>> it was determined that we would not live together peacefully. ms. baker decided to lock me out of the apartment. >> announcer: his former roommate tries to pass the buck... >> my full defense is, i'm not the landlord. >> judge judy: you were the one who put the stuff outside. >> announcer: ...after his possessions get tossed. >> judge judy: the furniture was the stuff that he left. >> he actually left several items, like here's his remote. >> judge judy: this is not show and tell. put that down. >> [ laughs ] >> announcer: "judge judy." you are about to enter the courtroom of you are about to enter the courtroom of judge judith sheindlin. captions paid for by cbs television distribution 24-year-old matthew kerns is suing his former roommate, shelly baker, for the return of his belongings. >> byrd: order! all rise! your honor, this is case number 266 on the calendar in the matter of kerns vs. baker. >> judge judy: thank you. >> byrd: you're welcome, judge. parties have been sworn in.

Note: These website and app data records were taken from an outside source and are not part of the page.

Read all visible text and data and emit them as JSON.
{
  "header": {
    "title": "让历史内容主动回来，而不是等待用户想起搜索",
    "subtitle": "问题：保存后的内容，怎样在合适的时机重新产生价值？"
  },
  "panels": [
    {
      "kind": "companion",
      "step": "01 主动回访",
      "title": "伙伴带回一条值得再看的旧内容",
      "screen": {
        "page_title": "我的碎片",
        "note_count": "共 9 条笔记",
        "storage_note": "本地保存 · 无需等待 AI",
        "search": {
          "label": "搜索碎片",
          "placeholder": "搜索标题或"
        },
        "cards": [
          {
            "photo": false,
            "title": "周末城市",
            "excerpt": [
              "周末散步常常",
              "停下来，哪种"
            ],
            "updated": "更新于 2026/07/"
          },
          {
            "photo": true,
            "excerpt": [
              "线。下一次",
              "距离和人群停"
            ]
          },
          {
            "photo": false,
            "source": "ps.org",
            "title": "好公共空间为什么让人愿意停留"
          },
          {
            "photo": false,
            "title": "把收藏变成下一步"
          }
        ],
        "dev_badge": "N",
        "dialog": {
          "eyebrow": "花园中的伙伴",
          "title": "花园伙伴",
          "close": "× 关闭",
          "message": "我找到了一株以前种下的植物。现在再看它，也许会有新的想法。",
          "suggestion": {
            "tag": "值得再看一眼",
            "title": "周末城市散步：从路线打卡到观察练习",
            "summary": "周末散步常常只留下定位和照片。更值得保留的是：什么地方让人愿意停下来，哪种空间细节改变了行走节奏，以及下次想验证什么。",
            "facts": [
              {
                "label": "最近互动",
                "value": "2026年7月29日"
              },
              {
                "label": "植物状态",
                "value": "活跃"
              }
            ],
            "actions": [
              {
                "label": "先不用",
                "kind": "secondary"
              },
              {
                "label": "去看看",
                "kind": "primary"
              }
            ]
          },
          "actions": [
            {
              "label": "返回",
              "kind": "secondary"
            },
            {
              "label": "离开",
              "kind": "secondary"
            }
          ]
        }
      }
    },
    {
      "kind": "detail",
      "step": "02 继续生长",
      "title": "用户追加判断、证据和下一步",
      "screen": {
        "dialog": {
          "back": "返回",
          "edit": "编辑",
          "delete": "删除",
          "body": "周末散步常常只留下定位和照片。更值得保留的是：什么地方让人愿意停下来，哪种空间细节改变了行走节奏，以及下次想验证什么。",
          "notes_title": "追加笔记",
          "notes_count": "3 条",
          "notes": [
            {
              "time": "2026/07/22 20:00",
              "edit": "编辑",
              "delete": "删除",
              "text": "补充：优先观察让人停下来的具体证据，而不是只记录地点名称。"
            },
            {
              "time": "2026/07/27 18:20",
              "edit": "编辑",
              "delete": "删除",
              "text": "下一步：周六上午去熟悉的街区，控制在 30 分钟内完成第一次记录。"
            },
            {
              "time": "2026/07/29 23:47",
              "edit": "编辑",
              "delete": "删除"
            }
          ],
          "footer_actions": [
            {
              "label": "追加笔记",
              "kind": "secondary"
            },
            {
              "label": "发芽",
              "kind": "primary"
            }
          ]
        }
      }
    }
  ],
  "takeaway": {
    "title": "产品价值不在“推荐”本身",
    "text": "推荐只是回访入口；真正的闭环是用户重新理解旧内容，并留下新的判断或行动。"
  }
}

you may be seated. ma'am, have a seat. >> judge judy: mr. kerns, how long were you and ms. baker roommates? >> approximately six months, your honor. >> judge judy: did you move in to her home? >> no, your honor. >> judge judy: she moved in to yours, or you moved in together? >> the way that it happened, your honor, was i rented a two-bedroom condo with one of my friends at the time. about three months in, it was determined that we could no longer live together. the romate at thimkind ock up his stan toe the full at,e.ble m she came back slightly later and said, "i have a friend --" the friend was ms. shelly baker -- "who needs a place to stay, and if you allow ms. baker to live with you, then you can resume paying the normal rent amount. >> judge judy: why did you need a place to stay? >> i was in between homes. i was actually homeless for about seven da